▶ _What needs to be done_: In the entries that follow, find each line with the word "JSON" and copy it.

▶ _Provided entries_:
%%

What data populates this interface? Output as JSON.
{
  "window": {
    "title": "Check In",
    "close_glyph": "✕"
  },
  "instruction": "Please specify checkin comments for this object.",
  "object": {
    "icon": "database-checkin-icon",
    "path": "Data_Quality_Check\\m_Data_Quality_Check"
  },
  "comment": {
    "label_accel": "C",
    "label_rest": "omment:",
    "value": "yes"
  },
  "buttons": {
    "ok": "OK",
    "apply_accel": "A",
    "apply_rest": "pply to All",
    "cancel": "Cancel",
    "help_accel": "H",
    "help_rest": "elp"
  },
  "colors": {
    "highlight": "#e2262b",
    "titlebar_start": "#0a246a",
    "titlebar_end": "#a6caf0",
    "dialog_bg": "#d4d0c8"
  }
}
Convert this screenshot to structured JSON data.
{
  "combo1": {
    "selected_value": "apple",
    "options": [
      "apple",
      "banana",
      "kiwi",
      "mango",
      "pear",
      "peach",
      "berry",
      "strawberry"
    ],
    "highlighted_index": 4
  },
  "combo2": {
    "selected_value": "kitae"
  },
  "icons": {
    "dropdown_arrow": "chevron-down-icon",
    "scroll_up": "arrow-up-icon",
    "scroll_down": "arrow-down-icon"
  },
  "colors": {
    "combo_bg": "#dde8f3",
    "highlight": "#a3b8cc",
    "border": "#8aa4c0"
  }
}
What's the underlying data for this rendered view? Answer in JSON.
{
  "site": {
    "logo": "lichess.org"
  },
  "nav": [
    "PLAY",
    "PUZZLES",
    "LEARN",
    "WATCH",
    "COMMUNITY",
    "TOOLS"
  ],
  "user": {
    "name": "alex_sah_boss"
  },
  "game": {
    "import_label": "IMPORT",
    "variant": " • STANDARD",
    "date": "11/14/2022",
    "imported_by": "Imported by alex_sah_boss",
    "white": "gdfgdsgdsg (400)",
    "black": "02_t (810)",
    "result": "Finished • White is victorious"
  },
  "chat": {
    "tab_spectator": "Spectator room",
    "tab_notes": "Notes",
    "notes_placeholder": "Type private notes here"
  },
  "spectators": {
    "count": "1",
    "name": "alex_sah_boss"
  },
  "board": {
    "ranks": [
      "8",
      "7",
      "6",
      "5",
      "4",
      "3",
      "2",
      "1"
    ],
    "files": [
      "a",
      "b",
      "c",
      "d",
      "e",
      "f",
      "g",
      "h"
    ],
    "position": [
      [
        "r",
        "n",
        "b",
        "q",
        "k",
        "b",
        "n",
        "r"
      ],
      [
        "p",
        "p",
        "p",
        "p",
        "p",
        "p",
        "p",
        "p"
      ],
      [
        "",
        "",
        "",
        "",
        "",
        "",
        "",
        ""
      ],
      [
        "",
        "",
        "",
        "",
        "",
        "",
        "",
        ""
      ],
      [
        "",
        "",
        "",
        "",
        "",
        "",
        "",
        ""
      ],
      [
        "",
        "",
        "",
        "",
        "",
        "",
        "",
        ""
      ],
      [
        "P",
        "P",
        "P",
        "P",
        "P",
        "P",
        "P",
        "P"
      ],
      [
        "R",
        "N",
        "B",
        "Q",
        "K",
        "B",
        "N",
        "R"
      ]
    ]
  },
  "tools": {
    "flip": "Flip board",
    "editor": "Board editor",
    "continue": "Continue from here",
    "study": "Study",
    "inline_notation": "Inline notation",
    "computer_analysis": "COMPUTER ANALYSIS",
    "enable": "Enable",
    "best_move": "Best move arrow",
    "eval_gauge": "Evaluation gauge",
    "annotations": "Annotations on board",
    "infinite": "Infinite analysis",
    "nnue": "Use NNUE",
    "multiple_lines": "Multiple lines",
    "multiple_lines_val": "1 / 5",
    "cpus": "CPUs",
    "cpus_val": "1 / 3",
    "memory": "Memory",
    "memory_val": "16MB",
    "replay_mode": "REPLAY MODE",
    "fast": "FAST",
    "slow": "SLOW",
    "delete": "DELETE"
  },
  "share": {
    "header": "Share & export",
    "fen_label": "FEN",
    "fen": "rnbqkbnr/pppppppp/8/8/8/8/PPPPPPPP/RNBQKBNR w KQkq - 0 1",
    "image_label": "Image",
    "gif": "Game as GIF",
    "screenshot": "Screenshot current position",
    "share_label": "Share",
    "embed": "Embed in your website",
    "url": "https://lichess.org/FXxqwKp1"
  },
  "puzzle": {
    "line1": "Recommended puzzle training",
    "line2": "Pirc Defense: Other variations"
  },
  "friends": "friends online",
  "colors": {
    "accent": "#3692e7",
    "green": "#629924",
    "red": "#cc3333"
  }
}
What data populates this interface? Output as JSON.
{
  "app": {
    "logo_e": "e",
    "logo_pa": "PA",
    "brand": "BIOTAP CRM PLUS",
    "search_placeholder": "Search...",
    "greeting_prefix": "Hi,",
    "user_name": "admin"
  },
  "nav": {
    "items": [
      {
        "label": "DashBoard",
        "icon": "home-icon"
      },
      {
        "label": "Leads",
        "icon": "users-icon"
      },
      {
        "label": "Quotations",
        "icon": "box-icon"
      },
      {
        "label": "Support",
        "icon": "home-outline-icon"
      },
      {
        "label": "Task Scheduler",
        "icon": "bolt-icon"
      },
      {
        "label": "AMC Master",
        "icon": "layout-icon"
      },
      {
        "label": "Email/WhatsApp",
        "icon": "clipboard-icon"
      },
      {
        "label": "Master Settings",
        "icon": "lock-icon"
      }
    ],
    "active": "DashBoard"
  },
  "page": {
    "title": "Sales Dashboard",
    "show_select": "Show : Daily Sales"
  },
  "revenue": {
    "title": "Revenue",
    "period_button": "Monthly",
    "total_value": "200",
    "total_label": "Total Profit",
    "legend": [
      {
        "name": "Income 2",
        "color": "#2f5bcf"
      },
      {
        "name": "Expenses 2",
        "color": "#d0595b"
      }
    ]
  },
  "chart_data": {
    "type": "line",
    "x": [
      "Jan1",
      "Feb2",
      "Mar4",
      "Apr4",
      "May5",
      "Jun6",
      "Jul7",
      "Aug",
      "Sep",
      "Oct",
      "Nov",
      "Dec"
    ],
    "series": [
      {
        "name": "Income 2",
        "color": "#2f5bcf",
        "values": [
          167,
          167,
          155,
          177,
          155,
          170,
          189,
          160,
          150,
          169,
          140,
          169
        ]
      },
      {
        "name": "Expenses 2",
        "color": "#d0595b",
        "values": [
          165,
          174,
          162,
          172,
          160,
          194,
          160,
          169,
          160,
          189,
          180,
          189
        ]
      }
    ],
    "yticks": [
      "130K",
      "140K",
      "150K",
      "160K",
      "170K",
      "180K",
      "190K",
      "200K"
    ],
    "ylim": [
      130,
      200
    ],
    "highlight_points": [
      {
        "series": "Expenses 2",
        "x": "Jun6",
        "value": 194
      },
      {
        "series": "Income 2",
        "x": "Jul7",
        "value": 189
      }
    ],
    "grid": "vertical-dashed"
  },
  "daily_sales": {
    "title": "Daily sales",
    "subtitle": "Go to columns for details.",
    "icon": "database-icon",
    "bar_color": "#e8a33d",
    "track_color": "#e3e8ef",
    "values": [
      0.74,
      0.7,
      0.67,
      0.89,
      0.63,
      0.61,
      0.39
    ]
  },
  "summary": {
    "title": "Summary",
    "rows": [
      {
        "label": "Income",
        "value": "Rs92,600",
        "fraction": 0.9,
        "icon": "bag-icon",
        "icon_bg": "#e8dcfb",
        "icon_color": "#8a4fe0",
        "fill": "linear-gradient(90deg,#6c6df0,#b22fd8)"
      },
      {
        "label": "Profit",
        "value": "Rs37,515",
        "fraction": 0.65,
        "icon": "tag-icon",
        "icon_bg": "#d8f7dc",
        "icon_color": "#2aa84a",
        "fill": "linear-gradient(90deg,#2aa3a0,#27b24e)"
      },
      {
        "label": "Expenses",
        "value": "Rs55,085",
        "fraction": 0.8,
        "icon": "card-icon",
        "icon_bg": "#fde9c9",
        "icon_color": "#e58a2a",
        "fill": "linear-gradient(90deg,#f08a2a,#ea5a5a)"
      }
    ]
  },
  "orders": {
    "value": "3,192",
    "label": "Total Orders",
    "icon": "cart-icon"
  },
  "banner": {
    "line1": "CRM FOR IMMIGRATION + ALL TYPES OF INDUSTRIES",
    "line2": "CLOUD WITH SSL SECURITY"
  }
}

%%

▶ _Solution to the problem_:
What data populates this interface? Output as JSON.
Convert this screenshot to structured JSON data.
What's the underlying data for this rendered view? Answer in JSON.
What data populates this interface? Output as JSON.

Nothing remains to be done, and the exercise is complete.